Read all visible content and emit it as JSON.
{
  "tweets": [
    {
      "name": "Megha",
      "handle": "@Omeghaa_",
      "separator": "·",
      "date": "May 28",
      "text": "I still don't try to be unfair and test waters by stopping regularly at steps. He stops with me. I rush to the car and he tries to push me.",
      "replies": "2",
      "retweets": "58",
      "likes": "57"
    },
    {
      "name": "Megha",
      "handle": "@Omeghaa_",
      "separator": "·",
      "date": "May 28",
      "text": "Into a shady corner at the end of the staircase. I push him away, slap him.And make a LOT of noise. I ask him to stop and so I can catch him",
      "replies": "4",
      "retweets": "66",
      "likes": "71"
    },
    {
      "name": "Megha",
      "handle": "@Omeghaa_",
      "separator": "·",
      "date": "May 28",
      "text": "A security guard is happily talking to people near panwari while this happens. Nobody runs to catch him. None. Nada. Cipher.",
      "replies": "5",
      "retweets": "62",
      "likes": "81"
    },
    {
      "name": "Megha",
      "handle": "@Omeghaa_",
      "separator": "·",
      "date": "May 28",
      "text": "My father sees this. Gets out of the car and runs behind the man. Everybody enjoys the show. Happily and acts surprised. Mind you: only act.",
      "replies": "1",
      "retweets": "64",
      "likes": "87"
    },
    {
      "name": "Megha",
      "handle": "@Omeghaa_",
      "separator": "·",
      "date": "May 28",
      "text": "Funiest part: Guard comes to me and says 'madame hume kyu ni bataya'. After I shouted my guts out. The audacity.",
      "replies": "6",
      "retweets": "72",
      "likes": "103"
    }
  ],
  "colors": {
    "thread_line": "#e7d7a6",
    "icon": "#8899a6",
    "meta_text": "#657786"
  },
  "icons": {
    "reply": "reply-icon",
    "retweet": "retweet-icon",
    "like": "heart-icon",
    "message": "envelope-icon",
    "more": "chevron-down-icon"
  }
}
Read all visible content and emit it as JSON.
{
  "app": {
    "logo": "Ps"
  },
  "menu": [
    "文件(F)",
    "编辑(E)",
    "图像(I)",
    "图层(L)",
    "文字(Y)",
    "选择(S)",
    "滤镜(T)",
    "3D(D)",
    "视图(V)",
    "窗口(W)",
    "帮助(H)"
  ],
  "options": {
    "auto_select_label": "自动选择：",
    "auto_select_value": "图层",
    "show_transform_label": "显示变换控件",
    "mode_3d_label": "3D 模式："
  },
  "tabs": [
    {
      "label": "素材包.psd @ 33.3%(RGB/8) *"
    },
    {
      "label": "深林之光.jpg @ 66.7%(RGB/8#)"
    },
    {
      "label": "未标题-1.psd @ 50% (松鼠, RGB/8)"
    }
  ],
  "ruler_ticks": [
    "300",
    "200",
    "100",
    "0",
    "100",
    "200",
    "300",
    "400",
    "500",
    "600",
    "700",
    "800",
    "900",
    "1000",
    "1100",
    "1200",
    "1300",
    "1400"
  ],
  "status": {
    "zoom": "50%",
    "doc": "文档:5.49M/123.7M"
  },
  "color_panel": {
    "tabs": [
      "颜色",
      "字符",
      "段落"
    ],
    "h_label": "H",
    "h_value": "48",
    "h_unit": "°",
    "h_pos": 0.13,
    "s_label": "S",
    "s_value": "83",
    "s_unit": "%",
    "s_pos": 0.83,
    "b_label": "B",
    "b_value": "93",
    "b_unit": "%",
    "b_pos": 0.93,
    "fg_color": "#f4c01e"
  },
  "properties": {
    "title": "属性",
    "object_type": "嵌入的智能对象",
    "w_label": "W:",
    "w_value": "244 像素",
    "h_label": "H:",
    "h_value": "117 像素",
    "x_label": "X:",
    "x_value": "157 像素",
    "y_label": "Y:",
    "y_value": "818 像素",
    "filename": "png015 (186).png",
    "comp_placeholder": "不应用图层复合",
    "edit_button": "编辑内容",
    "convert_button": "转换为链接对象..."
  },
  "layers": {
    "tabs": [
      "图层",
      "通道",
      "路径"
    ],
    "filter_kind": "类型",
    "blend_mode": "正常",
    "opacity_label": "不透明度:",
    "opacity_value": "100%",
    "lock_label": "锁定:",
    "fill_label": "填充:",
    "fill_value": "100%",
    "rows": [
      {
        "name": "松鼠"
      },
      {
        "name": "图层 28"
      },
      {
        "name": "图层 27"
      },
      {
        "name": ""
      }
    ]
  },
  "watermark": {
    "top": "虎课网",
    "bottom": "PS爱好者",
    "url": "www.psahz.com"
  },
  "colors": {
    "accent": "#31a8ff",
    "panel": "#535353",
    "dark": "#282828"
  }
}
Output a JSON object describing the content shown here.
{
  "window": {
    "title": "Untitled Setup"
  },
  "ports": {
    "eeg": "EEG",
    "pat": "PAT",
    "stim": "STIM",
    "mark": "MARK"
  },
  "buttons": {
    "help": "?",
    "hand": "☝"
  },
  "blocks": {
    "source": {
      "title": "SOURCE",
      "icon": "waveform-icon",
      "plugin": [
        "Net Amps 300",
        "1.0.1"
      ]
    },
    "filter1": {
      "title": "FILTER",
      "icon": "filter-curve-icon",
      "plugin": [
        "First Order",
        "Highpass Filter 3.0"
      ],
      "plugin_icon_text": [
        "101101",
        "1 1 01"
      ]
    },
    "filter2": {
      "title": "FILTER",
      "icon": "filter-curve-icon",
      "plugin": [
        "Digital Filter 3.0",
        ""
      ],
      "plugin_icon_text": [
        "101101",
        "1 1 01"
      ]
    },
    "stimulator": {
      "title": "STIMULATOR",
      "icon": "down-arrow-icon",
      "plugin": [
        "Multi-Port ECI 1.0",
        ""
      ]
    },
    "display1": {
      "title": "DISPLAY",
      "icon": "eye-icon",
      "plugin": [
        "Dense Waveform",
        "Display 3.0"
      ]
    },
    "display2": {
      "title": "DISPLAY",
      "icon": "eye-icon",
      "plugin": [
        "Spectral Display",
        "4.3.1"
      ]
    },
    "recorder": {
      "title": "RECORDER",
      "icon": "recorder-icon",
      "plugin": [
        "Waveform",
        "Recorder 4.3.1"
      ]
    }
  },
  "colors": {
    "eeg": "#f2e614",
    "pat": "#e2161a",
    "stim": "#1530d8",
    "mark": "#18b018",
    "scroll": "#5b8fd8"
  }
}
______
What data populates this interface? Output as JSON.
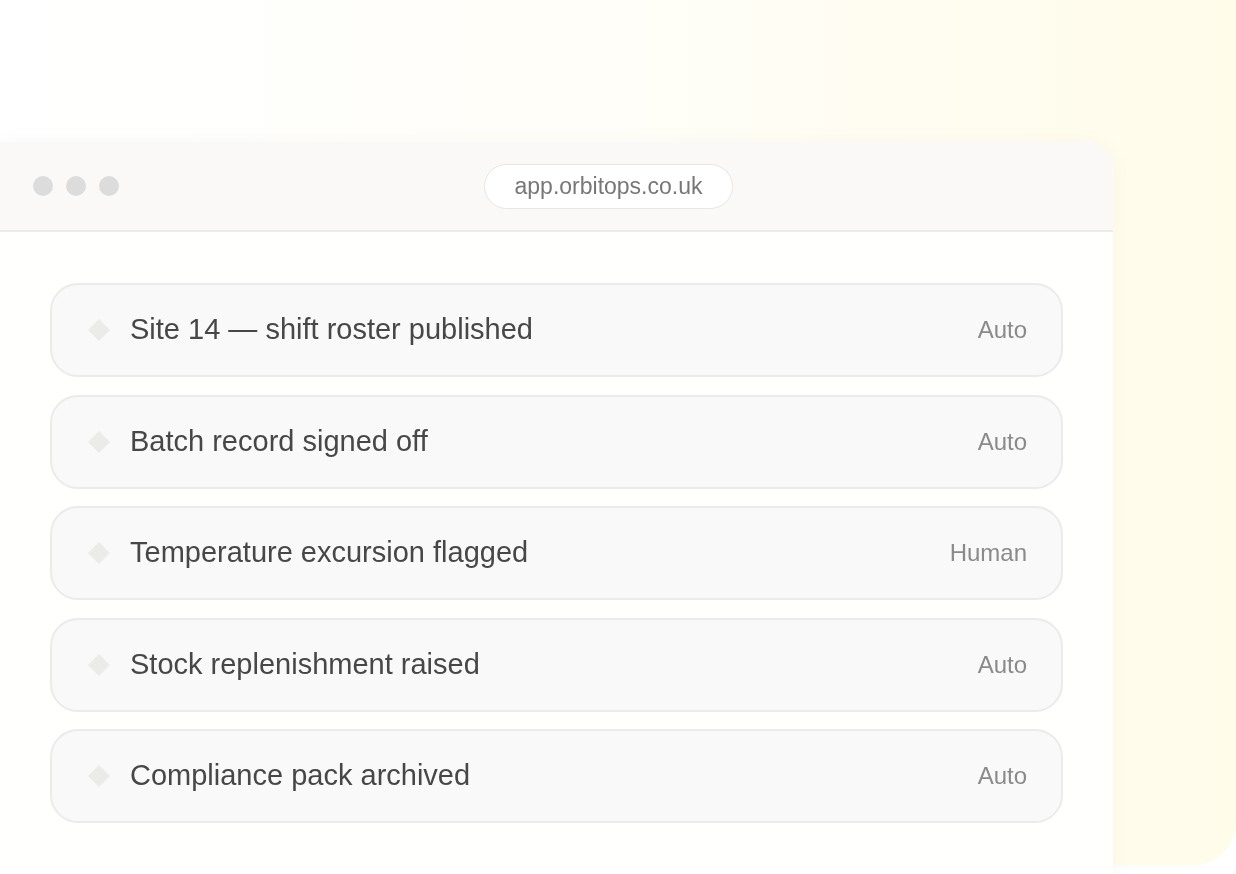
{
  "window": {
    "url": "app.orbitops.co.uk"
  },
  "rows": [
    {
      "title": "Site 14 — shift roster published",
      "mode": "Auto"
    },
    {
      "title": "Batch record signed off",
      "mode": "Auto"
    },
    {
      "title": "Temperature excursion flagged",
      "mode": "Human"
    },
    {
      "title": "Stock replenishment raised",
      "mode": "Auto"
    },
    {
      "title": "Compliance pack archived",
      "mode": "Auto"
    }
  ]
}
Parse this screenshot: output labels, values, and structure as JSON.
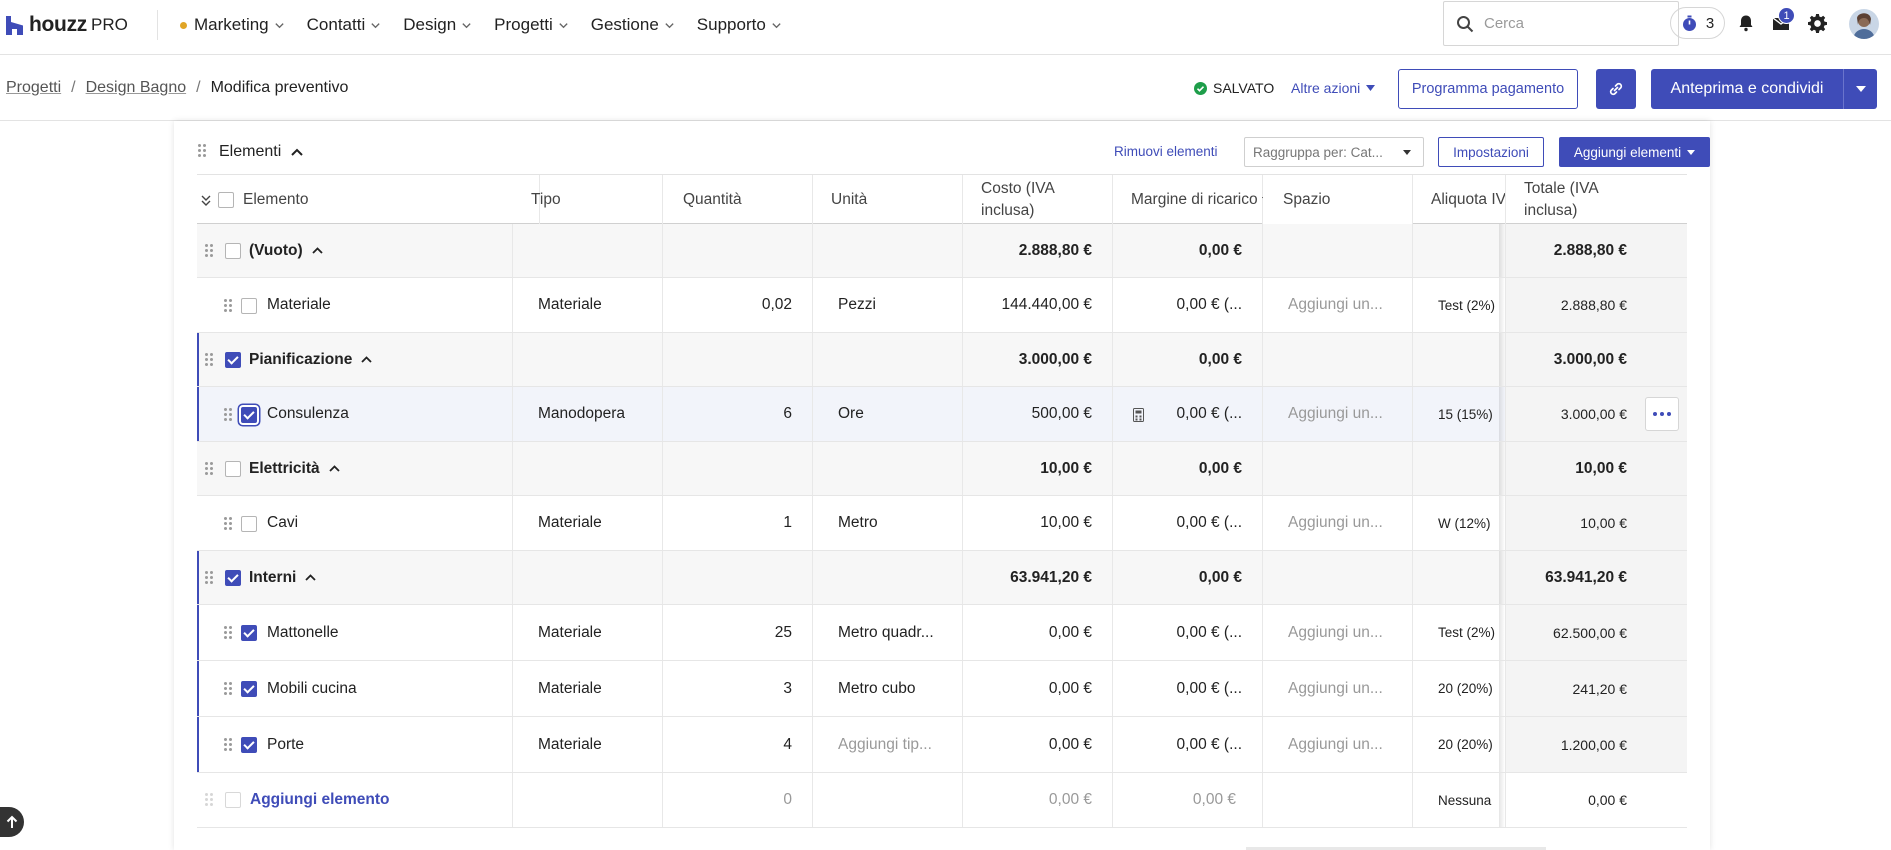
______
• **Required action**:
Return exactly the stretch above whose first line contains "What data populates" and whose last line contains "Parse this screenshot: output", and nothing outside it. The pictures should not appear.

• **Exercise solution**:
What data populates this interface? Output as JSON.
{
  "window": {
    "url": "app.orbitops.co.uk"
  },
  "rows": [
    {
      "title": "Site 14 — shift roster published",
      "mode": "Auto"
    },
    {
      "title": "Batch record signed off",
      "mode": "Auto"
    },
    {
      "title": "Temperature excursion flagged",
      "mode": "Human"
    },
    {
      "title": "Stock replenishment raised",
      "mode": "Auto"
    },
    {
      "title": "Compliance pack archived",
      "mode": "Auto"
    }
  ]
}
Parse this screenshot: output labels, values, and structure as JSON.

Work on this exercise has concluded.